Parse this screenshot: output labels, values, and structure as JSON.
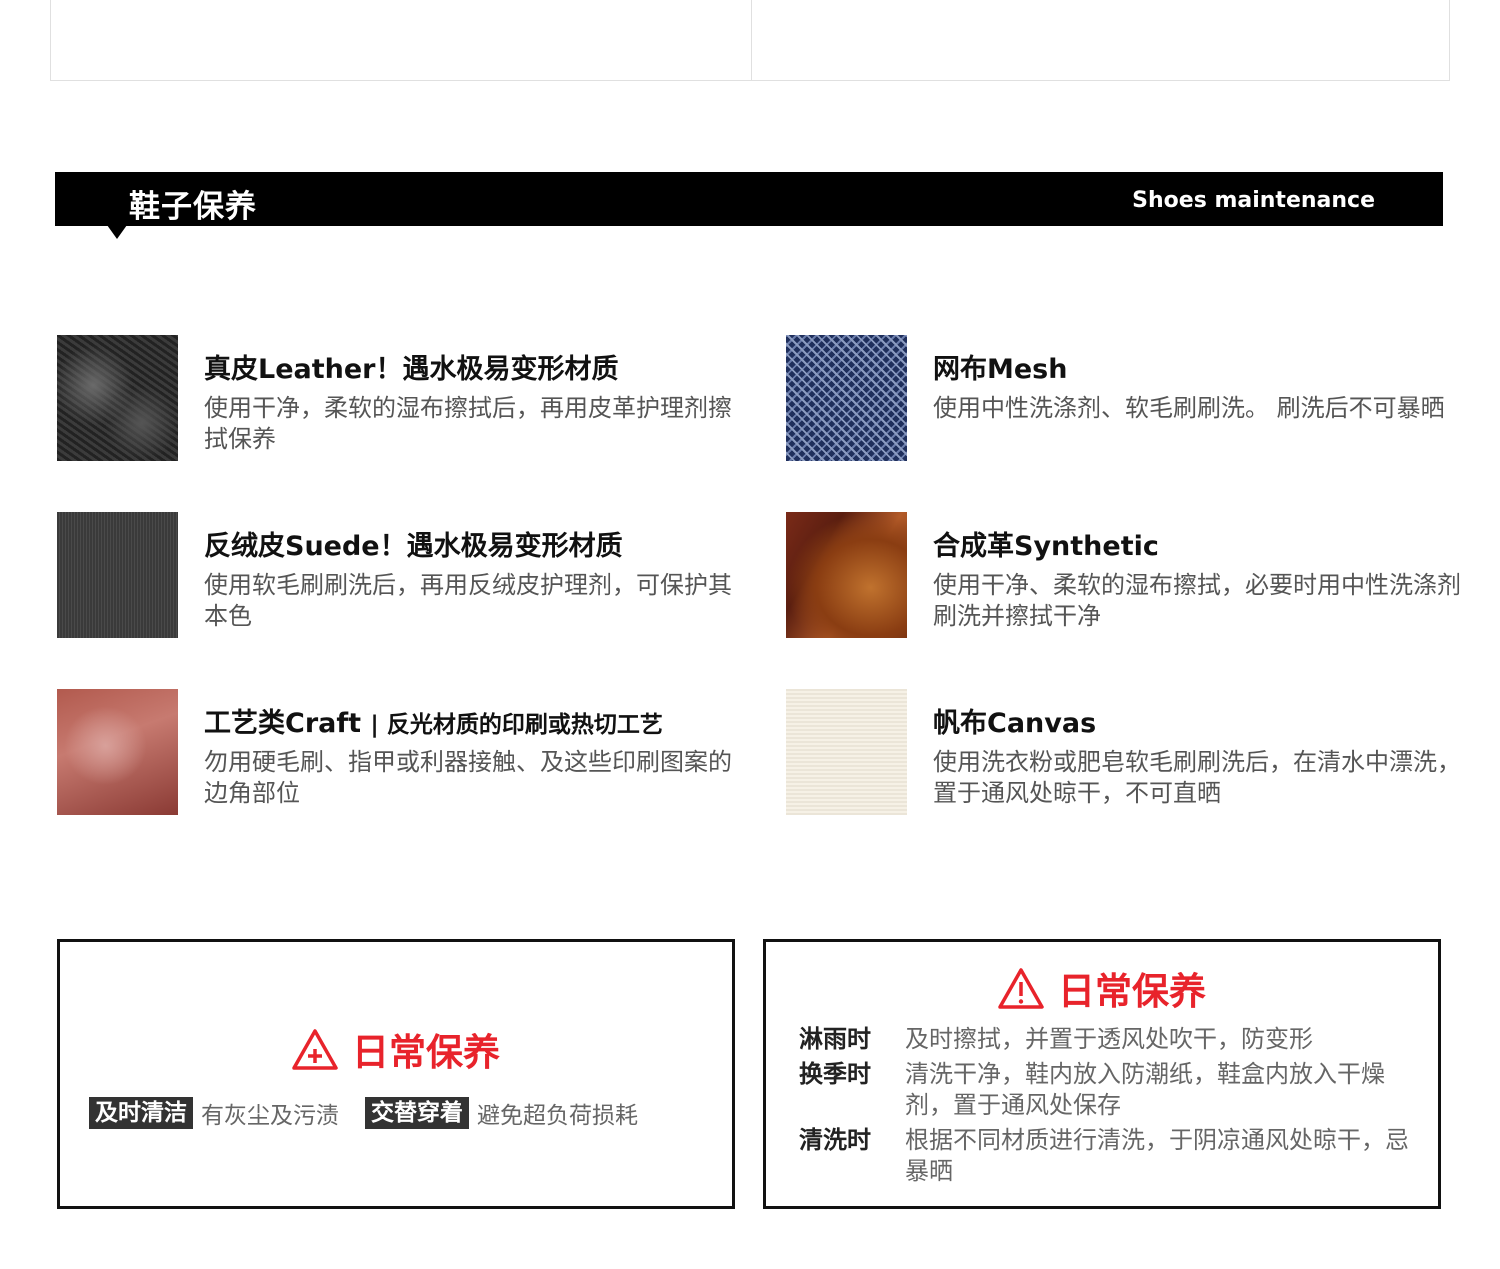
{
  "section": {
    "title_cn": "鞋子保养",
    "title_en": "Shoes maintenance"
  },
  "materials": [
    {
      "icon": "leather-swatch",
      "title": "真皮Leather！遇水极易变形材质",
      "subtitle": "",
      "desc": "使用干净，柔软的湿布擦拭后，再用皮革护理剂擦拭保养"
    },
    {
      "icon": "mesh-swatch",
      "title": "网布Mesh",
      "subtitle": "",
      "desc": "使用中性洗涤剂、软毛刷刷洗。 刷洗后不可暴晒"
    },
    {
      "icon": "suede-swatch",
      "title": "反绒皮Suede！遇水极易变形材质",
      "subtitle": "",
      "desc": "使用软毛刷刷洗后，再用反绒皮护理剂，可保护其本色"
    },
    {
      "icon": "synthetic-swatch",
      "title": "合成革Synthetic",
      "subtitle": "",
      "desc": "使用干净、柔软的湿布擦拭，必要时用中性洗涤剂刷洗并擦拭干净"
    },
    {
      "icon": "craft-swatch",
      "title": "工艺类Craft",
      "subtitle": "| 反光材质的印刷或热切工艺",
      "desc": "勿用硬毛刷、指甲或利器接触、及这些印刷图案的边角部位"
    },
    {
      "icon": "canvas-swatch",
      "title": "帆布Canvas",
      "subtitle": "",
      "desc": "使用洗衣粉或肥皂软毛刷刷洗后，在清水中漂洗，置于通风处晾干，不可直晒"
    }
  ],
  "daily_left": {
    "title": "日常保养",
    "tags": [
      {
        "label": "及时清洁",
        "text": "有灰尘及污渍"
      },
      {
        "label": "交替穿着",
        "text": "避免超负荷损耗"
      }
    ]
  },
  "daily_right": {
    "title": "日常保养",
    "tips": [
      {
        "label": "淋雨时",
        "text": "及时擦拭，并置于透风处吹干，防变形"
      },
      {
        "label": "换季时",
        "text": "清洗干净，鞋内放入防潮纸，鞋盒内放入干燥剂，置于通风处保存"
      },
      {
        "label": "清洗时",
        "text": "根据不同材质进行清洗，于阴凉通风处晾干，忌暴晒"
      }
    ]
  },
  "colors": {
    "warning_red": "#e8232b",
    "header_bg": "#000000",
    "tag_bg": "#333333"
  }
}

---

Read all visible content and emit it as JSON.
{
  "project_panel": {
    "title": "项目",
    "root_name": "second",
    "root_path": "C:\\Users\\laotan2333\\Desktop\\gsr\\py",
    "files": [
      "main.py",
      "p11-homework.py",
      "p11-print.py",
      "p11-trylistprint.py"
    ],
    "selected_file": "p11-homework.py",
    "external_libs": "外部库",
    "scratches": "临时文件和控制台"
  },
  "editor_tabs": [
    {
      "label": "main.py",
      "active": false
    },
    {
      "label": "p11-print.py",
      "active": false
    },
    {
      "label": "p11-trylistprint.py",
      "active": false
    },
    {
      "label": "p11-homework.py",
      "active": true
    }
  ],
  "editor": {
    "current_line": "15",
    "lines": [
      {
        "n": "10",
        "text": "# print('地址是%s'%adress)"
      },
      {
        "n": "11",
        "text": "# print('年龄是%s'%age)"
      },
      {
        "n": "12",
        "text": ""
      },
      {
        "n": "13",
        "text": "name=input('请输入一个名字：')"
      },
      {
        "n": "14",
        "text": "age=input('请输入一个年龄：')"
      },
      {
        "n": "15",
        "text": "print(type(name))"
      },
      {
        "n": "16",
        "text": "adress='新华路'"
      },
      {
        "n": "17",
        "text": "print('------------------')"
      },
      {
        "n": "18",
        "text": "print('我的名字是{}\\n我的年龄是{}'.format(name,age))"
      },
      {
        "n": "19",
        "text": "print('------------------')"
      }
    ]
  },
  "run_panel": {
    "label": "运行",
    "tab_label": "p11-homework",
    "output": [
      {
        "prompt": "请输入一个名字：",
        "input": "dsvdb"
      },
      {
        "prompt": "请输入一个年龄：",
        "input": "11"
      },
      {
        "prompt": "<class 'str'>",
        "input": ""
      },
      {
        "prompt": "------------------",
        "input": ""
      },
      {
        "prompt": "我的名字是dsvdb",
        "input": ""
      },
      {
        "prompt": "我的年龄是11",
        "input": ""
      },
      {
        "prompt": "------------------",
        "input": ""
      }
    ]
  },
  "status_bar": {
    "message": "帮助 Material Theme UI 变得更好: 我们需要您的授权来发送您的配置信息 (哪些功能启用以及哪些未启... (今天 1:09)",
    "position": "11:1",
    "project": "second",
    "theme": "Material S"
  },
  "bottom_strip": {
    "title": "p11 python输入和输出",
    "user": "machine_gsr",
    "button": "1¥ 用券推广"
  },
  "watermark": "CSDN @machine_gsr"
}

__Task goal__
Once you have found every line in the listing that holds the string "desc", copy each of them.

__Expected output__
      "desc": "使用干净，柔软的湿布擦拭后，再用皮革护理剂擦拭保养"
      "desc": "使用中性洗涤剂、软毛刷刷洗。 刷洗后不可暴晒"
      "desc": "使用软毛刷刷洗后，再用反绒皮护理剂，可保护其本色"
      "desc": "使用干净、柔软的湿布擦拭，必要时用中性洗涤剂刷洗并擦拭干净"
      "desc": "勿用硬毛刷、指甲或利器接触、及这些印刷图案的边角部位"
      "desc": "使用洗衣粉或肥皂软毛刷刷洗后，在清水中漂洗，置于通风处晾干，不可直晒"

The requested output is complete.